New Clues to Ancient Roman Art Discovered in Egyptian Mummy Portraits

Roman-era Egyptian mummy portraits uncovered Tebtunis, Egypt, are thought to all be created by the same artist due to their similar style and creation method. Phoebe A. Hearst Museum of Anthropology, University of California, Berkeley

Researchers are using advanced technology to investigate the origins of mummy portraits that date back more than 2,000 years to when ancient Rome ruled Egypt. The arresting images and the intense, lifelike gazes of the Fayum mummy portraits, named for where they were discovered, have been a source of intrigue since the beginning of the 20th century, especially since they're more reminiscent of Renaissance-era styles rather than Byzantine painting.

The lifelike Fayum mummy portraits bridge stylized Byzantine and early modernist Renaissance styles.
Werner Forham/Getty Images

Excavated between December 1899 and April 1900, the paintings date back to the first and second centuries C.E., and are believed to have been kept in the home and then added to a mummy upon their subject's death. British archaeologists uncovered the first of the portraits in the ancient Roman site Tebtunis, located in what's today Umm el-Breigat in the Fayum region of Egypt.

An interdisciplinary team from Northwestern University lead by professor Marc Walton have spent two years studying the construction of 15 of the portraits, housed at the Phoebe A. Hearst Museum of Anthropology at the University of California, Berkeley.
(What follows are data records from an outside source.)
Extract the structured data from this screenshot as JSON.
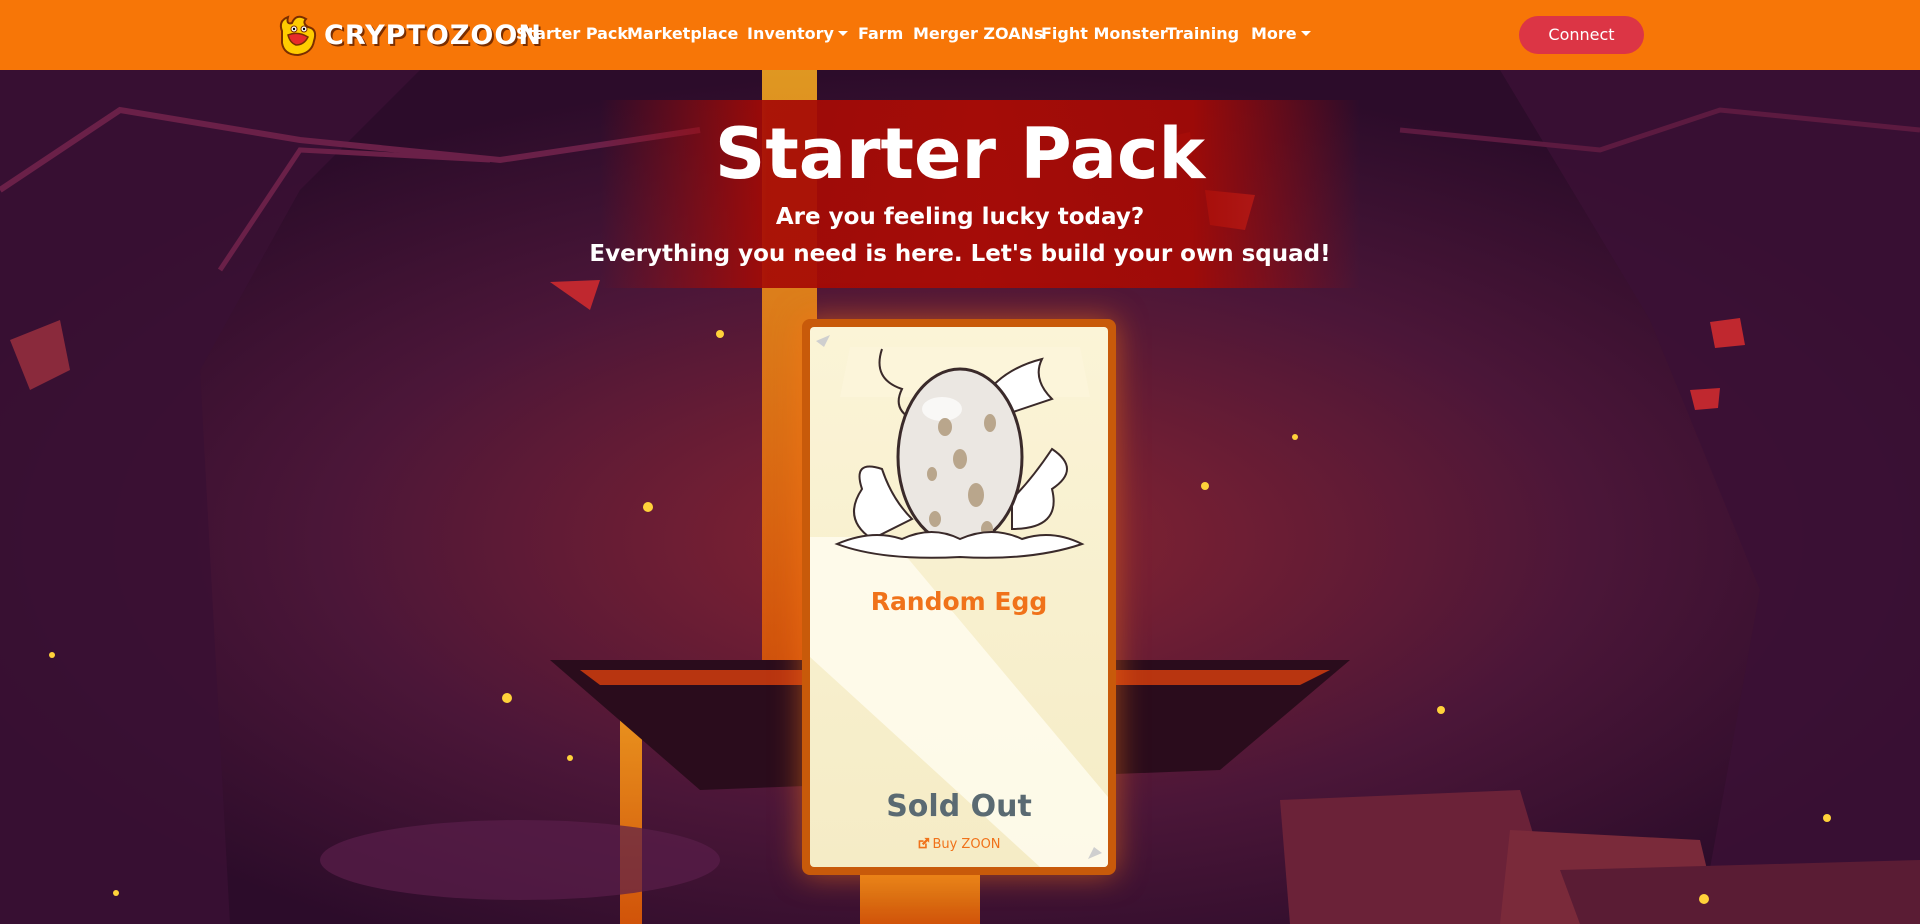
{
  "nav": {
    "brand": "CRYPTOZOON",
    "items": [
      {
        "label": "Starter Pack"
      },
      {
        "label": "Marketplace"
      },
      {
        "label": "Inventory",
        "dropdown": true
      },
      {
        "label": "Farm"
      },
      {
        "label": "Merger ZOANs"
      },
      {
        "label": "Fight Monster"
      },
      {
        "label": "Training"
      },
      {
        "label": "More",
        "dropdown": true
      }
    ],
    "connect_label": "Connect",
    "brand_color": "#f77607",
    "connect_color": "#dc3545"
  },
  "hero": {
    "title": "Starter Pack",
    "subtitle1": "Are you feeling lucky today?",
    "subtitle2": "Everything you need is here. Let's build your own squad!"
  },
  "card": {
    "title": "Random Egg",
    "status": "Sold Out",
    "buy_label": "Buy ZOON",
    "icon": "external-link-icon",
    "accent_color": "#f0721a"
  }
}
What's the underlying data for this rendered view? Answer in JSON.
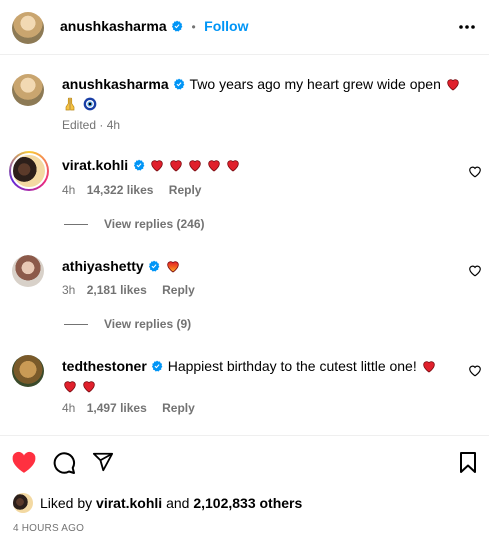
{
  "header": {
    "username": "anushkasharma",
    "separator": "•",
    "follow_label": "Follow",
    "more_icon": "more-horizontal-icon"
  },
  "caption": {
    "username": "anushkasharma",
    "text": "Two years ago my heart grew wide open",
    "emojis": [
      "red-heart",
      "folded-hands",
      "nazar-amulet"
    ],
    "edited": "Edited",
    "time": "4h"
  },
  "comments": [
    {
      "username": "virat.kohli",
      "hearts": 5,
      "time": "4h",
      "likes": "14,322 likes",
      "reply_label": "Reply",
      "view_replies": "View replies (246)"
    },
    {
      "username": "athiyashetty",
      "emoji": "heart-on-fire",
      "time": "3h",
      "likes": "2,181 likes",
      "reply_label": "Reply",
      "view_replies": "View replies (9)"
    },
    {
      "username": "tedthestoner",
      "text": "Happiest birthday to the cutest little one!",
      "hearts": 3,
      "time": "4h",
      "likes": "1,497 likes",
      "reply_label": "Reply"
    }
  ],
  "actions": {
    "like_icon": "heart-filled-icon",
    "comment_icon": "comment-icon",
    "share_icon": "share-icon",
    "save_icon": "bookmark-icon",
    "like_color": "#ff3040"
  },
  "liked_by": {
    "prefix": "Liked by",
    "user": "virat.kohli",
    "and": "and",
    "others": "2,102,833 others"
  },
  "timestamp": "4 HOURS AGO",
  "colors": {
    "accent": "#0095f6",
    "muted": "#737373",
    "heart": "#ed4956",
    "verified": "#0095f6"
  }
}
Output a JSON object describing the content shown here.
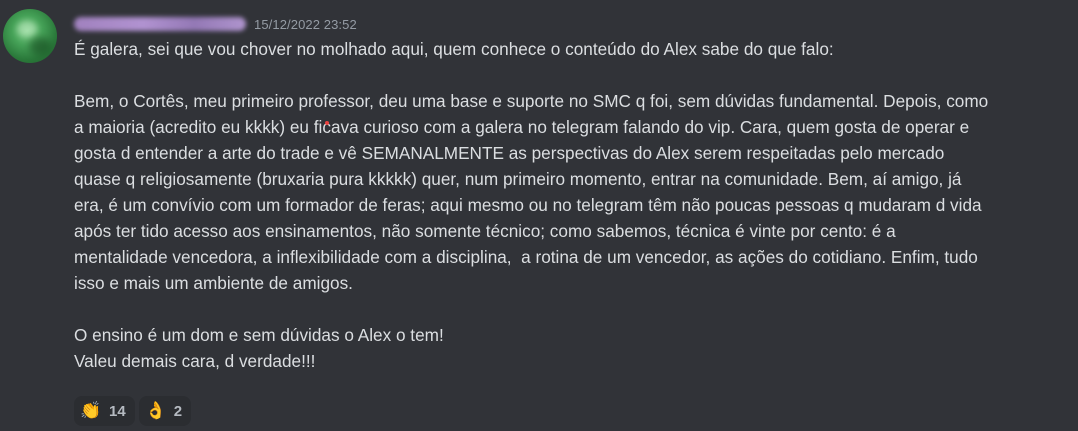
{
  "message": {
    "timestamp": "15/12/2022 23:52",
    "paragraphs": [
      "É galera, sei que vou chover no molhado aqui, quem conhece o conteúdo do Alex sabe do que falo:",
      "Bem, o Cortês, meu primeiro professor, deu uma base e suporte no SMC q foi, sem dúvidas fundamental. Depois, como\na maioria (acredito eu kkkk) eu ficava curioso com a galera no telegram falando do vip. Cara, quem gosta de operar e\ngosta d entender a arte do trade e vê SEMANALMENTE as perspectivas do Alex serem respeitadas pelo mercado\nquase q religiosamente (bruxaria pura kkkkk) quer, num primeiro momento, entrar na comunidade. Bem, aí amigo, já\nera, é um convívio com um formador de feras; aqui mesmo ou no telegram têm não poucas pessoas q mudaram d vida\napós ter tido acesso aos ensinamentos, não somente técnico; como sabemos, técnica é vinte por cento: é a\nmentalidade vencedora, a inflexibilidade com a disciplina,  a rotina de um vencedor, as ações do cotidiano. Enfim, tudo\nisso e mais um ambiente de amigos.",
      "O ensino é um dom e sem dúvidas o Alex o tem!\nValeu demais cara, d verdade!!!"
    ]
  },
  "reactions": [
    {
      "icon": "clapping-hands-icon",
      "emoji": "👏",
      "count": "14"
    },
    {
      "icon": "ok-hand-icon",
      "emoji": "👌",
      "count": "2"
    }
  ],
  "colors": {
    "background": "#313338",
    "text": "#dbdee1",
    "timestamp": "#949ba4",
    "reaction_bg": "#2b2d31"
  }
}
Nearly 1,000 Fayum mummy portraits have been discovered, and are held by museums across the world.

Euphrosine Doxiadis, an artist and author of the book "The Mysterious Fayum Portraits," said in 2013: "The greats of the Renaissance and post-Renaissance, such as Titian and Rembrandt, had great predecessors in the ancient world."

Using non-destructive imaging analysis and scanning electron microscopy, the researchers were able to examine different layers of paint to see what elements in the portraits were painted first, and to compare pigments in the paint to different ones known to be used during the Roman era. They were even able to identify how brushstrokes were made using photometric stereo tools.

"Our materials analysis provides a fresh and rich archaeological context for the Tebtunis portraits, reflecting the international perspective of these ancient Egyptians," said Walton, who presented his findings at this February's American Association for the Advancement of Science annual meeting.

By examining what paintings shared styles and painting processes, the research team was able to identify multiple paintings that came from specific, individual artists. This knowledge will help develop an understanding of how painting techniques evolved; the research, part of a collaborative global study project called Ancient Panel Paintings: Examination, Analysis and Research (APPEAR), is ongoing. Check out this video created by the research team: